All night an accelerating geometry of eyes—hundreds shaped like birds or boats or beetles, simplified to dots or crosses or a pair of 2s or mis- matched diamonds, perfect zeros, scoops of moon placed sidewise or lengthwise on a face, slipping out of orbit on a cheek, hung under an ear, planted mid-forehead, paper-thin planes of them, each one alive and staring from the dislocated faces of wives, lovers, mothers, serene and lopsided, splintered, wrenching, ravaged, a proliferating gallery of women, terraced in my head as I sleep, and my own curious eye: steering toward what it perceives, capturing exact duplicates of each stylized eye I run by, as I race to comprehend what I'm taking in, what expression I'd see if I raised the mirror to find my own eye, distorted and floating above an iron cheek.

Down by the Riverside by Forrest Hamer / Wanted to celebrate a California poet today.

Down by the Riverside
Ain't goin study war no more
Ain't goin study war no more
Ain't goin study war no more
During the time Daddy was becoming Dad,
the armies and armies of green plastic soldiers
went on with their wars, my empire of the private
grown. Walter Cronkite tallied each day's casualties,
and my soldiers named themselves Americans or Viet Cong;
they zipped themselves up in long full bags or lay about
without their arms and legs.
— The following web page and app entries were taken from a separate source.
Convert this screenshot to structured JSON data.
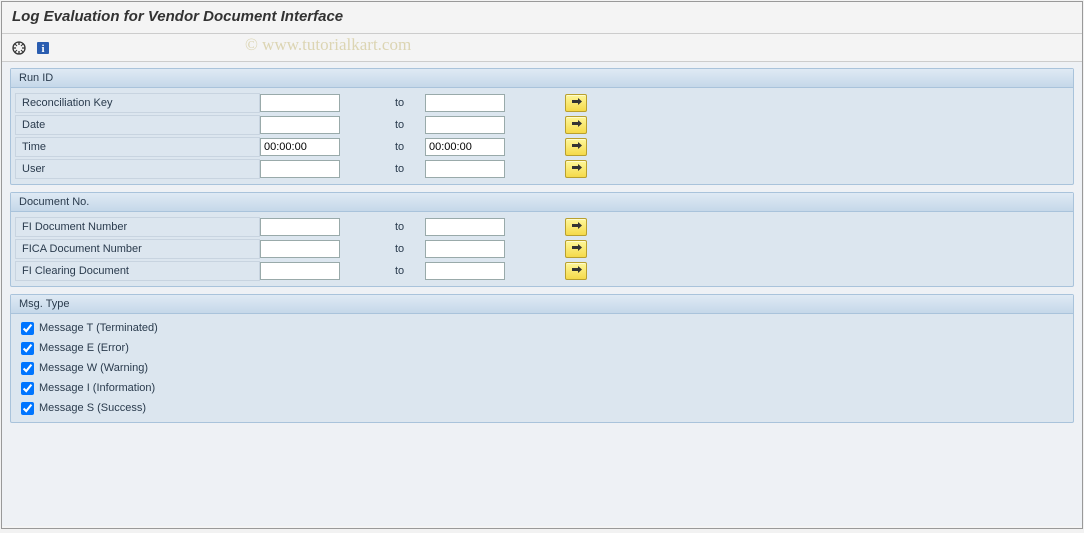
{
  "title": "Log Evaluation for Vendor Document Interface",
  "watermark": "© www.tutorialkart.com",
  "groups": {
    "run_id": {
      "header": "Run ID",
      "rows": [
        {
          "label": "Reconciliation Key",
          "from": "",
          "to_label": "to",
          "to": ""
        },
        {
          "label": "Date",
          "from": "",
          "to_label": "to",
          "to": ""
        },
        {
          "label": "Time",
          "from": "00:00:00",
          "to_label": "to",
          "to": "00:00:00"
        },
        {
          "label": "User",
          "from": "",
          "to_label": "to",
          "to": ""
        }
      ]
    },
    "doc_no": {
      "header": "Document No.",
      "rows": [
        {
          "label": "FI Document Number",
          "from": "",
          "to_label": "to",
          "to": ""
        },
        {
          "label": "FICA Document Number",
          "from": "",
          "to_label": "to",
          "to": ""
        },
        {
          "label": "FI Clearing Document",
          "from": "",
          "to_label": "to",
          "to": ""
        }
      ]
    },
    "msg_type": {
      "header": "Msg. Type",
      "checks": [
        {
          "label": "Message T (Terminated)",
          "checked": true
        },
        {
          "label": "Message E (Error)",
          "checked": true
        },
        {
          "label": "Message W (Warning)",
          "checked": true
        },
        {
          "label": "Message I (Information)",
          "checked": true
        },
        {
          "label": "Message S (Success)",
          "checked": true
        }
      ]
    }
  }
}
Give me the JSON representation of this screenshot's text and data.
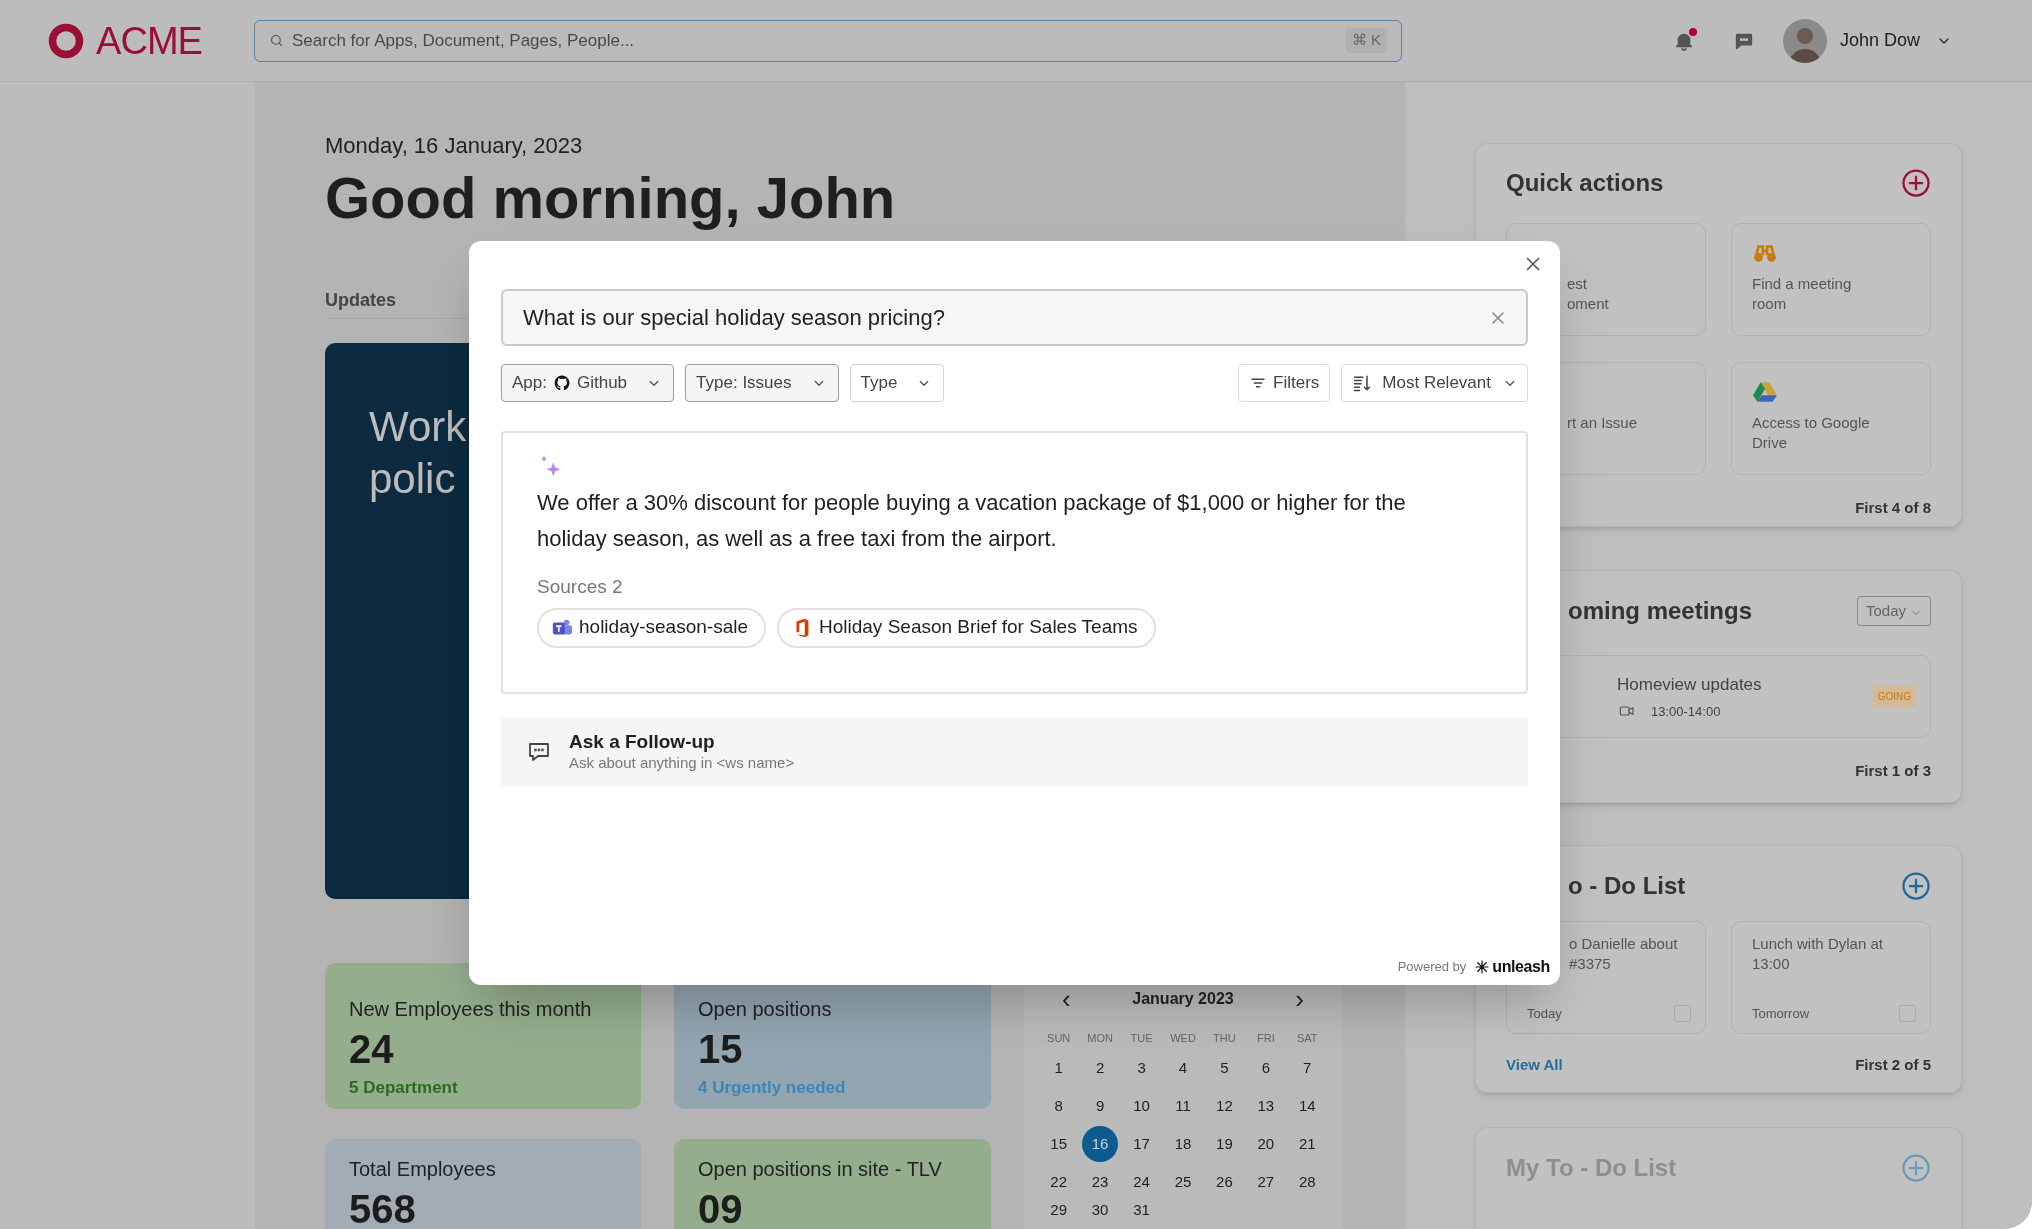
{
  "header": {
    "logo": "ACME",
    "search": {
      "placeholder": "Search for Apps, Document, Pages, People...",
      "shortcut": "⌘ K"
    },
    "notifications": {
      "unread": true
    },
    "user": {
      "name": "John Dow"
    }
  },
  "greeting": {
    "date": "Monday, 16 January, 2023",
    "title": "Good morning, John"
  },
  "updates": {
    "label": "Updates",
    "card_lines": [
      "Work",
      "polic"
    ]
  },
  "stats": [
    {
      "kind": "green",
      "title": "New Employees this month",
      "value": "24",
      "note": "5 Department"
    },
    {
      "kind": "blue",
      "title": "Open positions",
      "value": "15",
      "note": "4 Urgently needed"
    },
    {
      "kind": "slate",
      "title": "Total Employees",
      "value": "568"
    },
    {
      "kind": "green",
      "title": "Open positions in site - TLV",
      "value": "09"
    }
  ],
  "calendar": {
    "month": "January 2023",
    "prev": "‹",
    "next": "›",
    "weekdays": [
      "SUN",
      "MON",
      "TUE",
      "WED",
      "THU",
      "FRI",
      "SAT"
    ],
    "days": [
      {
        "label": "1",
        "selected": false
      },
      {
        "label": "2",
        "selected": false
      },
      {
        "label": "3",
        "selected": false
      },
      {
        "label": "4",
        "selected": false
      },
      {
        "label": "5",
        "selected": false
      },
      {
        "label": "6",
        "selected": false
      },
      {
        "label": "7",
        "selected": false
      },
      {
        "label": "8",
        "selected": false
      },
      {
        "label": "9",
        "selected": false
      },
      {
        "label": "10",
        "selected": false
      },
      {
        "label": "11",
        "selected": false
      },
      {
        "label": "12",
        "selected": false
      },
      {
        "label": "13",
        "selected": false
      },
      {
        "label": "14",
        "selected": false
      },
      {
        "label": "15",
        "selected": false
      },
      {
        "label": "16",
        "selected": true
      },
      {
        "label": "17",
        "selected": false
      },
      {
        "label": "18",
        "selected": false
      },
      {
        "label": "19",
        "selected": false
      },
      {
        "label": "20",
        "selected": false
      },
      {
        "label": "21",
        "selected": false
      },
      {
        "label": "22",
        "selected": false
      },
      {
        "label": "23",
        "selected": false
      },
      {
        "label": "24",
        "selected": false
      },
      {
        "label": "25",
        "selected": false
      },
      {
        "label": "26",
        "selected": false
      },
      {
        "label": "27",
        "selected": false
      },
      {
        "label": "28",
        "selected": false
      },
      {
        "label": "29",
        "selected": false
      },
      {
        "label": "30",
        "selected": false
      },
      {
        "label": "31",
        "selected": false
      }
    ]
  },
  "quick_actions": {
    "title": "Quick actions",
    "tiles": [
      {
        "kind": "covered",
        "lines": [
          "est",
          "oment"
        ]
      },
      {
        "kind": "open",
        "lines": [
          "Find a meeting",
          "room"
        ]
      },
      {
        "kind": "covered",
        "lines": [
          "rt an Issue"
        ]
      },
      {
        "kind": "open",
        "lines": [
          "Access to Google",
          "Drive"
        ]
      }
    ],
    "footer": "First 4 of 8"
  },
  "meetings": {
    "title": "oming meetings",
    "filter": "Today",
    "items": [
      {
        "title": "Homeview updates",
        "time": "13:00-14:00",
        "status": "GOING"
      }
    ],
    "footer": "First 1 of 3"
  },
  "todo": {
    "title": "o - Do List",
    "items": [
      {
        "kind": "covered",
        "lines": [
          "o Danielle about",
          "#3375"
        ],
        "due": "Today",
        "checked": false
      },
      {
        "kind": "open",
        "lines": [
          "Lunch with Dylan at",
          "13:00"
        ],
        "due": "Tomorrow",
        "checked": false
      }
    ],
    "view_all": "View All",
    "footer": "First 2 of 5"
  },
  "my_todo": {
    "title": "My To - Do List"
  },
  "modal": {
    "query": "What is our special holiday season pricing?",
    "filters": [
      {
        "kind": "app",
        "label": "App:",
        "value": "Github",
        "active": true
      },
      {
        "kind": "select",
        "label": "Type: Issues",
        "active": true
      },
      {
        "kind": "select",
        "label": "Type",
        "active": false
      }
    ],
    "filters_button": "Filters",
    "sort": "Most Relevant",
    "answer": "We offer a 30% discount for people buying a vacation package of $1,000 or higher for the holiday season, as well as a free taxi from the airport.",
    "sources_label": "Sources 2",
    "sources": [
      {
        "title": "holiday-season-sale"
      },
      {
        "title": "Holiday Season Brief for Sales Teams"
      }
    ],
    "follow_up": {
      "title": "Ask a Follow-up",
      "subtitle": "Ask about anything in <ws name>"
    },
    "powered_by": "Powered by",
    "brand": "unleash"
  }
}
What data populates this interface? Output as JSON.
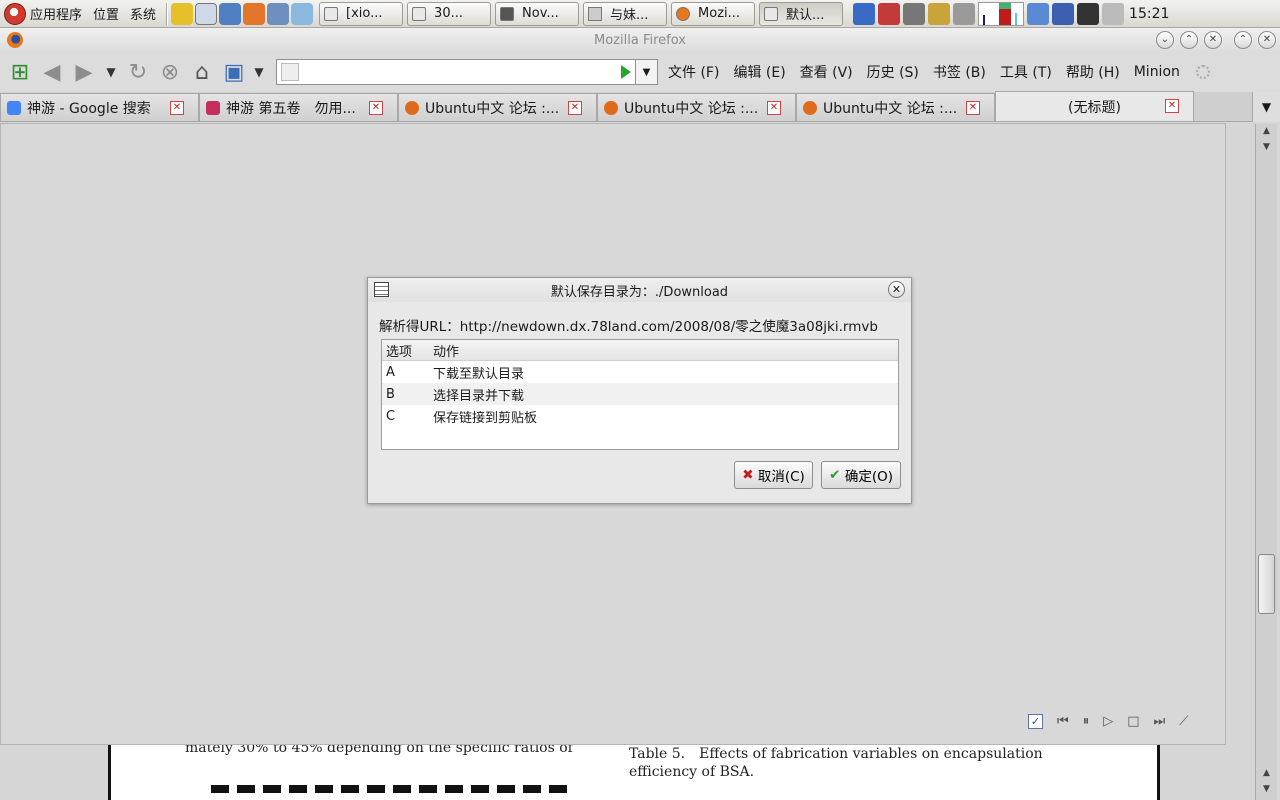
{
  "panel": {
    "menus": [
      "应用程序",
      "位置",
      "系统"
    ],
    "tasks": [
      "[xio...",
      "30...",
      "Nov...",
      "与妹...",
      "Mozi...",
      "默认..."
    ],
    "clock": "15:21"
  },
  "window": {
    "title": "Mozilla Firefox"
  },
  "navbar": {
    "url_value": "",
    "menu": [
      "文件 (F)",
      "编辑 (E)",
      "查看 (V)",
      "历史 (S)",
      "书签 (B)",
      "工具 (T)",
      "帮助 (H)",
      "Minion"
    ]
  },
  "tabs": [
    {
      "label": "神游 - Google 搜索"
    },
    {
      "label": "神游 第五卷　勿用..."
    },
    {
      "label": "Ubuntu中文 论坛 :..."
    },
    {
      "label": "Ubuntu中文 论坛 :..."
    },
    {
      "label": "Ubuntu中文 论坛 :..."
    },
    {
      "label": "(无标题)"
    }
  ],
  "dialog": {
    "title": "默认保存目录为：./Download",
    "url_text": "解析得URL：http://newdown.dx.78land.com/2008/08/零之使魔3a08jki.rmvb",
    "headers": [
      "选项",
      "动作"
    ],
    "rows": [
      {
        "key": "A",
        "action": "下载至默认目录"
      },
      {
        "key": "B",
        "action": "选择目录并下载"
      },
      {
        "key": "C",
        "action": "保存链接到剪贴板"
      }
    ],
    "cancel_label": "取消(C)",
    "ok_label": "确定(O)"
  },
  "pdf": {
    "left_text": "mately 30% to 45% depending on the specific ratios of",
    "right_text": "Table 5.　Effects of fabrication variables on encapsulation efficiency of BSA."
  },
  "colors": {
    "accent_cancel": "#c01b1b",
    "accent_ok": "#2f9a2f"
  }
}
My soldiers bloodied themselves
with our garden's mud, and they did so under orders
from the eight-year-old sergeant whose father
had not been home in months.

And since I had not seen him,
even in the crowds laughing at Bob Hope jokes,
a new crowd each new place, I commanded
that the Army needed chaplains more than sergeants,
and the next Sunday I joined church, begged God
to help me lay down burdens and bring Dad home;
and that day I baptized each of my soldiers
in large garden puddles, blessed the crowd of them at
attention, and s…

The Seven Sorrows Of Mary


Alentejo Blue by Monica Ali

"Villages are like people, we approach them slowly, a step of a time." --Jose' Saramago, Journey to Portugal